HP (NYSE:HPQ) recently introduced the Chromebook x2, which features a 2-in-1 laptop design with a detachable Chrome OS tablet. The Chromebook x2 is the first detachable device running on Alphabet's (NASDAQ:GOOG) (NASDAQ:GOOGL) Chrome OS, and technically the second Chrome OS tablet after Acer's new Chromebook Tab 10.
The Chromebook x2 targets both Windows convertibles and Apple's (NASDAQ:AAPL) iPad Pro. The device has a 12.3" screen, compared to the iPad Pro's 12.9" display, and is only slightly thicker and heavier than the iPad Pro.
The Chromebook x2 also has much beefier specs than an average tablet. The base model is equipped with Intel's Core m3 CPU, 4GB of RAM, 32GB of storage, and a 2,400 x 1,600 display. It has two USB-C ports, a microSD slot, and lasts 10.5 hours on a single charge.
Its $599 price tag also includes a keyboard cover and stylus. For comparison, buying the iPad Pro, keyboard cover, and pen will set shoppers back over $1,000. The Chromebook x2 is also cheaper than Microsoft's (NASDAQ:MSFT) cheapest Surface Laptop, which starts at $699, and the new Surface Pro, which starts at $799.
Why HP made the right move
HP is the largest PC maker in the world, and is one of three OEMs -- the other two being Apple and Dell -- that posted positive shipments growth in 2017, according to IDC. HP's shipments jumped 8.2% during the year, Apple's shipments rose 5.9%, and Dell's shipments grew 2.7%.
HP attributed that growth to robust demand for its high-end laptops and 2-in-1 devices, particularly in the US market. Fresh designs, as seen in flagship devices like the Spectre, also helped its brand stand out in a highly saturated market. That's why HP's Personal Systems (PC) revenues rose a whopping 13% annually on a constant currency basis last quarter.
Meanwhile, Chromebooks remain a pocket of growth in the sluggish PC market, especially in schools. Between 2012 and 2017, Chromebooks' share of the US K-12 education market surged from 5% to 59% according to Futuresource Consulting. Over the same period, Apple's share plunged from 52% to 19%, and Microsoft's share tumbled from 43% to 22%.
Global Market Insights expects global Chromebook shipments to surge from just under eight million units last year to 17 million units by 2023. Those are tiny figures compared to the 260 million PCs shipped worldwide last year (IDC), but they indicate that any PC maker that is hungry for growth should consider selling Chromebooks.

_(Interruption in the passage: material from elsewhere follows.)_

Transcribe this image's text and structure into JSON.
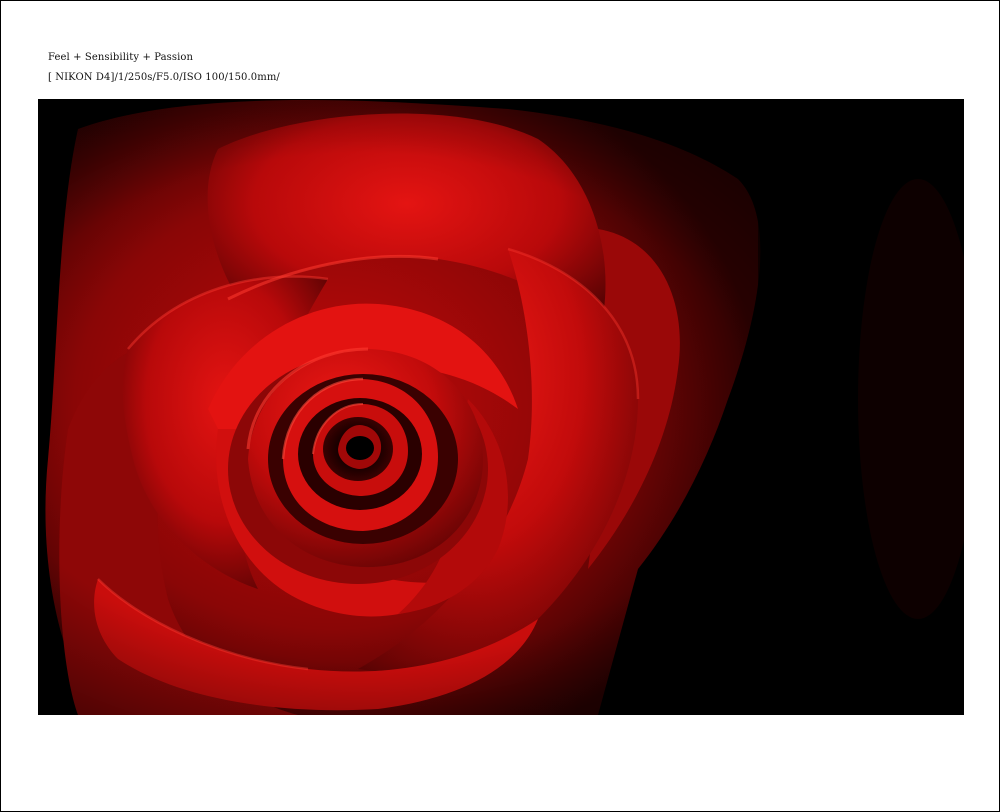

A popular and evolving OS
Chromebooks are popular because they're cheap, seamlessly connected to Google's cloud services, and constantly supported by Google's over-the-air software updates. Android apps can also be installed via the Google Play Store on newer Chromebooks, enabling users to easily shift between tablet and laptop modes.
The convergence of Chrome OS and Android resembles Microsoft's "jack of all trades" approach with Windows 10, and is different from Apple's strategy of keeping iOS and OS X separate. That's why it makes strategic sense for HP to launch a detachable 2-in-1 Chromebook.

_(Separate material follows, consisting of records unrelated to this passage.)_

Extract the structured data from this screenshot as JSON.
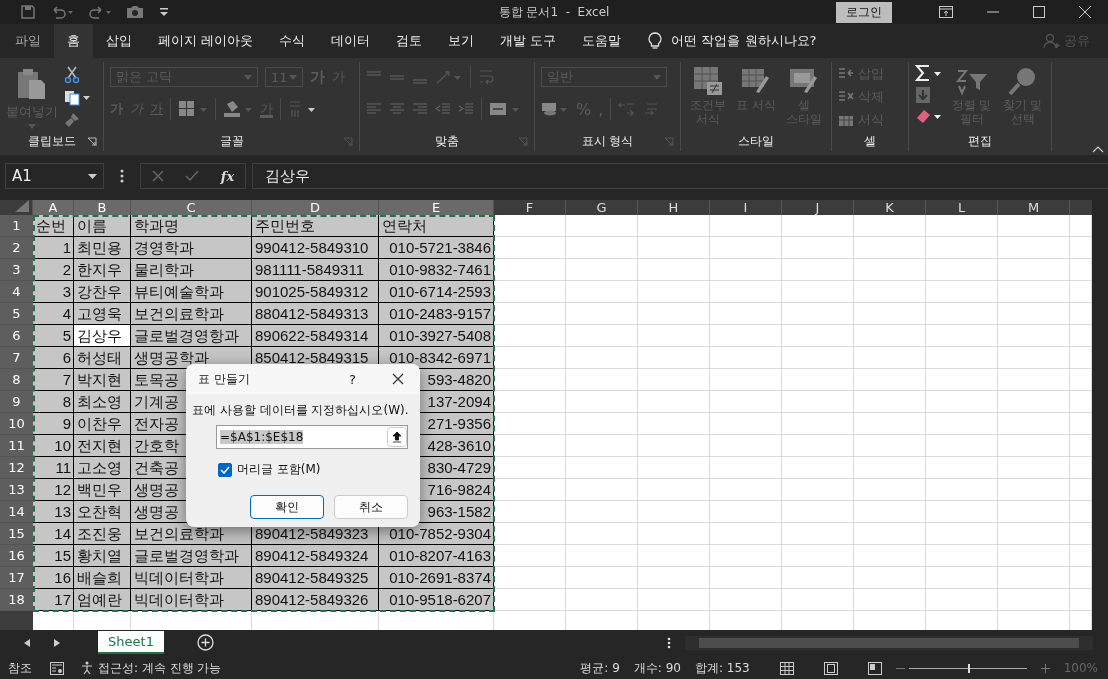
{
  "title_bar": {
    "title": "통합 문서1  -  Excel",
    "login": "로그인"
  },
  "tabs": [
    {
      "label": "파일",
      "selected": false
    },
    {
      "label": "홈",
      "selected": true
    },
    {
      "label": "삽입",
      "selected": false
    },
    {
      "label": "페이지 레이아웃",
      "selected": false
    },
    {
      "label": "수식",
      "selected": false
    },
    {
      "label": "데이터",
      "selected": false
    },
    {
      "label": "검토",
      "selected": false
    },
    {
      "label": "보기",
      "selected": false
    },
    {
      "label": "개발 도구",
      "selected": false
    },
    {
      "label": "도움말",
      "selected": false
    }
  ],
  "tell_me": "어떤 작업을 원하시나요?",
  "share": "공유",
  "ribbon": {
    "clipboard": {
      "paste": "붙여넣기",
      "label": "클립보드"
    },
    "font": {
      "name": "맑은 고딕",
      "size": "11",
      "grow": "가",
      "shrink": "가",
      "bold": "가",
      "italic": "가",
      "underline": "가",
      "font_color_label": "가",
      "label": "글꼴"
    },
    "alignment": {
      "label": "맞춤"
    },
    "number": {
      "format": "일반",
      "percent": "%",
      "comma": ",",
      "label": "표시 형식"
    },
    "styles": {
      "conditional": "조건부 서식",
      "table": "표 서식",
      "cell": "셀 스타일",
      "label": "스타일"
    },
    "cells": {
      "insert": "삽입",
      "delete": "삭제",
      "format": "서식",
      "label": "셀"
    },
    "editing": {
      "sort": "정렬 및 필터",
      "find": "찾기 및 선택",
      "label": "편집"
    }
  },
  "formula_bar": {
    "name_box": "A1",
    "fx": "fx",
    "value": "김상우"
  },
  "sheet": {
    "columns": [
      {
        "label": "A",
        "selected": true
      },
      {
        "label": "B",
        "selected": true
      },
      {
        "label": "C",
        "selected": true
      },
      {
        "label": "D",
        "selected": true
      },
      {
        "label": "E",
        "selected": true
      },
      {
        "label": "F",
        "selected": false
      },
      {
        "label": "G",
        "selected": false
      },
      {
        "label": "H",
        "selected": false
      },
      {
        "label": "I",
        "selected": false
      },
      {
        "label": "J",
        "selected": false
      },
      {
        "label": "K",
        "selected": false
      },
      {
        "label": "L",
        "selected": false
      },
      {
        "label": "M",
        "selected": false
      }
    ],
    "rows": [
      {
        "num": "1",
        "kind": "header",
        "selected": true,
        "name_cell_active": false,
        "cells": {
          "seq": "순번",
          "name": "이름",
          "dept": "학과명",
          "rrn": "주민번호",
          "phone": "연락처"
        }
      },
      {
        "num": "2",
        "kind": "record",
        "selected": true,
        "name_cell_active": false,
        "cells": {
          "seq": "1",
          "name": "최민용",
          "dept": "경영학과",
          "rrn": "990412-5849310",
          "phone": "010-5721-3846"
        }
      },
      {
        "num": "3",
        "kind": "record",
        "selected": true,
        "name_cell_active": false,
        "cells": {
          "seq": "2",
          "name": "한지우",
          "dept": "물리학과",
          "rrn": "981111-5849311",
          "phone": "010-9832-7461"
        }
      },
      {
        "num": "4",
        "kind": "record",
        "selected": true,
        "name_cell_active": false,
        "cells": {
          "seq": "3",
          "name": "강찬우",
          "dept": "뷰티예술학과",
          "rrn": "901025-5849312",
          "phone": "010-6714-2593"
        }
      },
      {
        "num": "5",
        "kind": "record",
        "selected": true,
        "name_cell_active": false,
        "cells": {
          "seq": "4",
          "name": "고영욱",
          "dept": "보건의료학과",
          "rrn": "880412-5849313",
          "phone": "010-2483-9157"
        }
      },
      {
        "num": "6",
        "kind": "record",
        "selected": true,
        "name_cell_active": true,
        "cells": {
          "seq": "5",
          "name": "김상우",
          "dept": "글로벌경영항과",
          "rrn": "890622-5849314",
          "phone": "010-3927-5408"
        }
      },
      {
        "num": "7",
        "kind": "record",
        "selected": true,
        "name_cell_active": false,
        "cells": {
          "seq": "6",
          "name": "허성태",
          "dept": "생명공학과",
          "rrn": "850412-5849315",
          "phone": "010-8342-6971"
        }
      },
      {
        "num": "8",
        "kind": "record",
        "selected": true,
        "name_cell_active": false,
        "cells": {
          "seq": "7",
          "name": "박지현",
          "dept": "토목공",
          "phone": "593-4820"
        }
      },
      {
        "num": "9",
        "kind": "record",
        "selected": true,
        "name_cell_active": false,
        "cells": {
          "seq": "8",
          "name": "최소영",
          "dept": "기계공",
          "phone": "137-2094"
        }
      },
      {
        "num": "10",
        "kind": "record",
        "selected": true,
        "name_cell_active": false,
        "cells": {
          "seq": "9",
          "name": "이찬우",
          "dept": "전자공",
          "phone": "271-9356"
        }
      },
      {
        "num": "11",
        "kind": "record",
        "selected": true,
        "name_cell_active": false,
        "cells": {
          "seq": "10",
          "name": "전지현",
          "dept": "간호학",
          "phone": "428-3610"
        }
      },
      {
        "num": "12",
        "kind": "record",
        "selected": true,
        "name_cell_active": false,
        "cells": {
          "seq": "11",
          "name": "고소영",
          "dept": "건축공",
          "phone": "830-4729"
        }
      },
      {
        "num": "13",
        "kind": "record",
        "selected": true,
        "name_cell_active": false,
        "cells": {
          "seq": "12",
          "name": "백민우",
          "dept": "생명공",
          "phone": "716-9824"
        }
      },
      {
        "num": "14",
        "kind": "record",
        "selected": true,
        "name_cell_active": false,
        "cells": {
          "seq": "13",
          "name": "오찬혁",
          "dept": "생명공",
          "phone": "963-1582"
        }
      },
      {
        "num": "15",
        "kind": "record",
        "selected": true,
        "name_cell_active": false,
        "cells": {
          "seq": "14",
          "name": "조진웅",
          "dept": "보건의료학과",
          "rrn": "890412-5849323",
          "phone": "010-7852-9304"
        }
      },
      {
        "num": "16",
        "kind": "record",
        "selected": true,
        "name_cell_active": false,
        "cells": {
          "seq": "15",
          "name": "황치열",
          "dept": "글로벌경영학과",
          "rrn": "890412-5849324",
          "phone": "010-8207-4163"
        }
      },
      {
        "num": "17",
        "kind": "record",
        "selected": true,
        "name_cell_active": false,
        "cells": {
          "seq": "16",
          "name": "배슬희",
          "dept": "빅데이터학과",
          "rrn": "890412-5849325",
          "phone": "010-2691-8374"
        }
      },
      {
        "num": "18",
        "kind": "record",
        "selected": true,
        "name_cell_active": false,
        "cells": {
          "seq": "17",
          "name": "엄예란",
          "dept": "빅데이터학과",
          "rrn": "890412-5849326",
          "phone": "010-9518-6207"
        }
      }
    ]
  },
  "dialog": {
    "title": "표 만들기",
    "help": "?",
    "prompt": "표에 사용할 데이터를 지정하십시오(W).",
    "range": "=$A$1:$E$18",
    "header_checkbox": {
      "label": "머리글 포함(M)",
      "checked": true
    },
    "ok": "확인",
    "cancel": "취소"
  },
  "sheet_tabs": [
    {
      "label": "Sheet1",
      "selected": true
    }
  ],
  "status_bar": {
    "mode": "참조",
    "accessibility": "접근성: 계속 진행 가능",
    "average": "평균: 9",
    "count": "개수: 90",
    "sum": "합계: 153",
    "zoom": {
      "level": 0.5,
      "reading": "100%"
    }
  }
}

Several companies, including Acer, previously launched 2-in-1 Chromebooks with 360-degree hinges. Those devices are cheaper than the Chromebook x2, but the Chromebook x2's detachable tablet could make it more attractive to customers who want to simultaneously replace their stand-alone tablets and laptops.
But will the Chromebook x2 be a game changer?
It's easy to understand why HP launched the Chromebook x2, but it's unclear if customers will buy the $600 device when most Chromebooks cost less than $400. Google previously launched the Pixelbook, a high-end Chromebook that started at $999, but its recent price cuts indicate that demand remains tepid.
Customers who are looking for a 2-in-1 device also have plenty of products to choose from, including cheaper Windows 2-in-1 devices and the pricier iPad Pro. Chrome OS' reputation as a laptop OS could also confuse customers who don't realize that they can install Android apps on Chromebooks.
Therefore, I expect the Chromebook x2 to attract some interest from students and mainstream consumers, but it probably won't inspire its rivals to launch a wave of new detachable Chrome OS devices just yet.
Suzanne Frey, an executive at Alphabet, is a member of The Motley Fool's board of directors. Teresa Kersten is an employee of LinkedIn and is a member of The Motley Fool's board of directors. LinkedIn is owned by Microsoft. Leo Sun owns shares of Apple and HP. The Motley Fool owns shares of and recommends Alphabet (A shares), Alphabet (C shares), and Apple. The Motley Fool has the following options: long January 2020 $150 calls on Apple and short January 2020 $155 calls on Apple. The Motley Fool recommends Intel. The Motley Fool has a disclosure policy.